"Exploratory locomotion" is the third natural reward. How often do you move as you explore your environment? Many of us drive cars and are moving in space as we see new sights but our bodies are not moving. This research implies that we have a physiological drive to move our bodies and explore new things in our environment. And that our brain rewards this "exploratory locomotion" with a better balance of dopamine and a strong sense of satisfaction.
Other research indicates that consciously long walking or taking long steps can also enhance the balance of dopamine in the body. One of the symptoms of Parkinson's disease (too little dopamine) is the development of a shuffling gait or walking with short steps. One way to counteract this and improve walking, balance, and muscle relaxation is to consciously take long steps.
"The reinforcing effects of drugs of abuse such as cocaine, alcohol, nicotine, food, and music are mediated in the NAc, a site within the ventral striatum. Indeed, it is believed that this structure directs motivated behaviors, elicited by natural rewards or incentive stimuli."
In what ways do you involve music in your life? Do you sing to or listen to music in a community setting? Does performing or listening to music bring you pleasure and satisfaction?
"Other work by Davidson’s group on mindfulness reveals the importance of mediation in terms of brain activation of the reward circuitry. Understanding this could suggest that meditation coupled with enhance spiritual belief may indeed induce dopamine release" and a happier new year.
Kimberly Burnham, PhD (Integrative Medicine)
860-221-8510 phone and what's app.
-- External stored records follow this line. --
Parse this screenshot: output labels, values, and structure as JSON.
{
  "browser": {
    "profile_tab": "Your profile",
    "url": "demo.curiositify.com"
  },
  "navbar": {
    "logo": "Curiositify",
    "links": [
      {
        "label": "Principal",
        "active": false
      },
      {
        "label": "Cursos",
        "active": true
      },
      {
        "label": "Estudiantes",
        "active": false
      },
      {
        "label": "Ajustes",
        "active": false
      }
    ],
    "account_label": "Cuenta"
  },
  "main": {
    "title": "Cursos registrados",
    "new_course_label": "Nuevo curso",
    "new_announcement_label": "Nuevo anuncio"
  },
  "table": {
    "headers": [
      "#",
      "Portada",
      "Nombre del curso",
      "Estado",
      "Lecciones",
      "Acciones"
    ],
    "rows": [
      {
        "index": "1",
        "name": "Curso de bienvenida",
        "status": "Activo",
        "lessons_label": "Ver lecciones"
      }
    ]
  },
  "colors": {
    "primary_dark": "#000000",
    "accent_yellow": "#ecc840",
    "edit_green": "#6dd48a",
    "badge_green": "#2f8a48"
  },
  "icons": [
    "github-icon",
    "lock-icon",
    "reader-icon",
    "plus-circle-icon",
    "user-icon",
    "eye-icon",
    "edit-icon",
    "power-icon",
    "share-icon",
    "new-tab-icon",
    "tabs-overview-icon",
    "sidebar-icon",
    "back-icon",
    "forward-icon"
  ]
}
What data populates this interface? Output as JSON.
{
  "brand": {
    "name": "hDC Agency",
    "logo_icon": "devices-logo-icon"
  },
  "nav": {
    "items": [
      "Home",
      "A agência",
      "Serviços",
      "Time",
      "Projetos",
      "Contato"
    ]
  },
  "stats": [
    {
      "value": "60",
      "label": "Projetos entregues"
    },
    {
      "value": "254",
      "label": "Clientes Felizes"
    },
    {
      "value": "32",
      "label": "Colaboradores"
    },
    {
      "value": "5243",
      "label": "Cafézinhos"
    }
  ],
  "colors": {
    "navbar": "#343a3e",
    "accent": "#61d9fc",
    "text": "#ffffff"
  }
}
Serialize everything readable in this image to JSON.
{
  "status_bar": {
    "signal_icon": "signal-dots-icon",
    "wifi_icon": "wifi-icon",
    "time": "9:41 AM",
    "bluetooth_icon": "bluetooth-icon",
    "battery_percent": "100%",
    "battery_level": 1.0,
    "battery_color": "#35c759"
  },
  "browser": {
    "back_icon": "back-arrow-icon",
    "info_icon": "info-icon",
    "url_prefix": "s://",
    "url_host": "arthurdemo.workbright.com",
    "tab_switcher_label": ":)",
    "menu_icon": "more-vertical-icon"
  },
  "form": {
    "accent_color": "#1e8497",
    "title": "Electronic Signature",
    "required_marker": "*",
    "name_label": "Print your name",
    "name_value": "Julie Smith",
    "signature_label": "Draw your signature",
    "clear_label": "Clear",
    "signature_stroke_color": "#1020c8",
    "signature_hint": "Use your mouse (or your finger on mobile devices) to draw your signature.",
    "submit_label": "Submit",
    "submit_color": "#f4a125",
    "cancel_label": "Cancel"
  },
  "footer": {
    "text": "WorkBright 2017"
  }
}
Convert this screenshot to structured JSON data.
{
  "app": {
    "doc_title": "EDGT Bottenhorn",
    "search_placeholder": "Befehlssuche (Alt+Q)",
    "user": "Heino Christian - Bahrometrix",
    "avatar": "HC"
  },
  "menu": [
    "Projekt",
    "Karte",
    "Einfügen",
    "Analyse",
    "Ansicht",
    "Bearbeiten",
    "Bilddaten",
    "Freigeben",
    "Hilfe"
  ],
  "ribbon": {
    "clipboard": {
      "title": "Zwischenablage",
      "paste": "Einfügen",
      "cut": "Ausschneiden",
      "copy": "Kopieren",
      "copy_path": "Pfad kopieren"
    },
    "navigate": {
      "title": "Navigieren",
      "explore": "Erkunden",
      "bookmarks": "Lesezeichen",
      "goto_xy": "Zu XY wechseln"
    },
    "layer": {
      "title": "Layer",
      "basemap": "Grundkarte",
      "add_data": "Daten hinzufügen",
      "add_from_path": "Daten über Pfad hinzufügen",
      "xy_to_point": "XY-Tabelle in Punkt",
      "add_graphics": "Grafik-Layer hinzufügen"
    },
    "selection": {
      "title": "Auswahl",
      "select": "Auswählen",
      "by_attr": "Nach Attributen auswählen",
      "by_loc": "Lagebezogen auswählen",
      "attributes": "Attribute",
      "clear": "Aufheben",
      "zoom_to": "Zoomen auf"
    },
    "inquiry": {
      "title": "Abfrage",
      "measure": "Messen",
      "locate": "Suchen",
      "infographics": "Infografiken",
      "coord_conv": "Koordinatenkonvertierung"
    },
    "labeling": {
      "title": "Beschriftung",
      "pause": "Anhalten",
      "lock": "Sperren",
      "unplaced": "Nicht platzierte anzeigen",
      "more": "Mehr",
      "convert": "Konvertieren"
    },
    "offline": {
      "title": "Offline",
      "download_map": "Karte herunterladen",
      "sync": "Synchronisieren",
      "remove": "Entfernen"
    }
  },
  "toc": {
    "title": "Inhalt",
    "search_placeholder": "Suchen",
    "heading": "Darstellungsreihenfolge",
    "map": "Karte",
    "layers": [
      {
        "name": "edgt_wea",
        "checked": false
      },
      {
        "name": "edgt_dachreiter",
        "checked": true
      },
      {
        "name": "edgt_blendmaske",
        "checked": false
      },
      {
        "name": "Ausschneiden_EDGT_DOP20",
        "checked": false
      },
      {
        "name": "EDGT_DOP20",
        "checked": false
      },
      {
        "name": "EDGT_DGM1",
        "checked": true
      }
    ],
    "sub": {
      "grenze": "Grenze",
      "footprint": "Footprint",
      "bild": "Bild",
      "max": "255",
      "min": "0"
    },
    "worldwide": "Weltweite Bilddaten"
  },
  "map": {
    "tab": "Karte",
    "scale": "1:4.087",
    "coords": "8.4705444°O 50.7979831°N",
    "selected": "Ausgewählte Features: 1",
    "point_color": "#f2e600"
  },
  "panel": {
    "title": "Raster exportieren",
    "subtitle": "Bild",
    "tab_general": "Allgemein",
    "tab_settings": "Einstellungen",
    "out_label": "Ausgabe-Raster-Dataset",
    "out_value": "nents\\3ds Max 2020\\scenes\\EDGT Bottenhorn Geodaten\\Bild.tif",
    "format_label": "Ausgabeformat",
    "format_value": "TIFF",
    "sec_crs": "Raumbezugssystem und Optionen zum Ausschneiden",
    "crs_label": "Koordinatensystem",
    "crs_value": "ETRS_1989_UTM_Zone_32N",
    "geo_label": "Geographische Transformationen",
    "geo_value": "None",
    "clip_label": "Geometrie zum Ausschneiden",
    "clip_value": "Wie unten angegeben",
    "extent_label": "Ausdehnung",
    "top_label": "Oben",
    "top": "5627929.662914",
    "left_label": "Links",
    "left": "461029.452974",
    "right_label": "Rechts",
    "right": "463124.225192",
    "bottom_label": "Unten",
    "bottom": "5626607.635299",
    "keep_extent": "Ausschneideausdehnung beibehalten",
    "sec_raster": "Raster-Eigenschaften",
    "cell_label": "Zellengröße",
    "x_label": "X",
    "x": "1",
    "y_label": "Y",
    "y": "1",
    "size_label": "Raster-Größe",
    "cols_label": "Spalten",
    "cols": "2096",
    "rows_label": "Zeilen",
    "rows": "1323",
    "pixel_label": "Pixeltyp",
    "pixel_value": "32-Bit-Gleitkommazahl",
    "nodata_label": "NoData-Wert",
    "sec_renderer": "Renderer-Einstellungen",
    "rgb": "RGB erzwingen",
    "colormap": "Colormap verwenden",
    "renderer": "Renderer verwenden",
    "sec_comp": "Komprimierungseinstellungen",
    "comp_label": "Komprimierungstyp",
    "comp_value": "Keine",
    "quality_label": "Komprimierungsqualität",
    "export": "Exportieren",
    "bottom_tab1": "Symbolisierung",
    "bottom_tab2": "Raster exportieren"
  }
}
Skype: Kimberly Burnham (Spokane, Washington)
Chat with Kimberly about Parkinson's, Poetry or other Brain related issues.
Not Taking Advantage of Your Amazon Author's page?
Kimberly Burnham helps authors get their books out into the world more broadly by improving their free Amazon Author's page and book pages, posting a book review on her blog and on her LinkedIn Pulse blog (over 12,000 followers) Promotion packages start at $50. Contact her at NerveWhisperer@gmail.com. See her Amazon Author's Page.
See her list of publications including her latest book of brain health meditations, Awakenings: Peace Dictionary, Language and the Mind, a Daily Brain Health Program.
Designed to enhance memory, creativity, and inner peace, Awakenings: Peace,Dictionary, Language and the Mind, a Daily Brain Health Program is available free of charge as a Kindle eBook on February 14-15, 2019. [Click Here].
Please share and write a review on Amazon.
I am looking for guest blog opportunities and a position as poet-in-residence. My current project is writing dictionary poems using words in different languages for the English word "peace." You can read some of my poems on Poemhunter .
As poet-in-residence I would write poems on different words in different languages and broadcast them throughout the social media blogosphere. Each poem would link back to your site where the word or language appeared.
I would expect some sort of stipend and a six month to one year placement. Please contact me for details if your organization is interested in having a poet-in-residence to help get your message out. Nervewhisperer@gmial.com
Buy the print or eBook, review Awakenings then contact Kimberly for a free 20 minute brain health consultation. Email or Phone
(Regular rates $120 per hour or 10 sessions for $650.)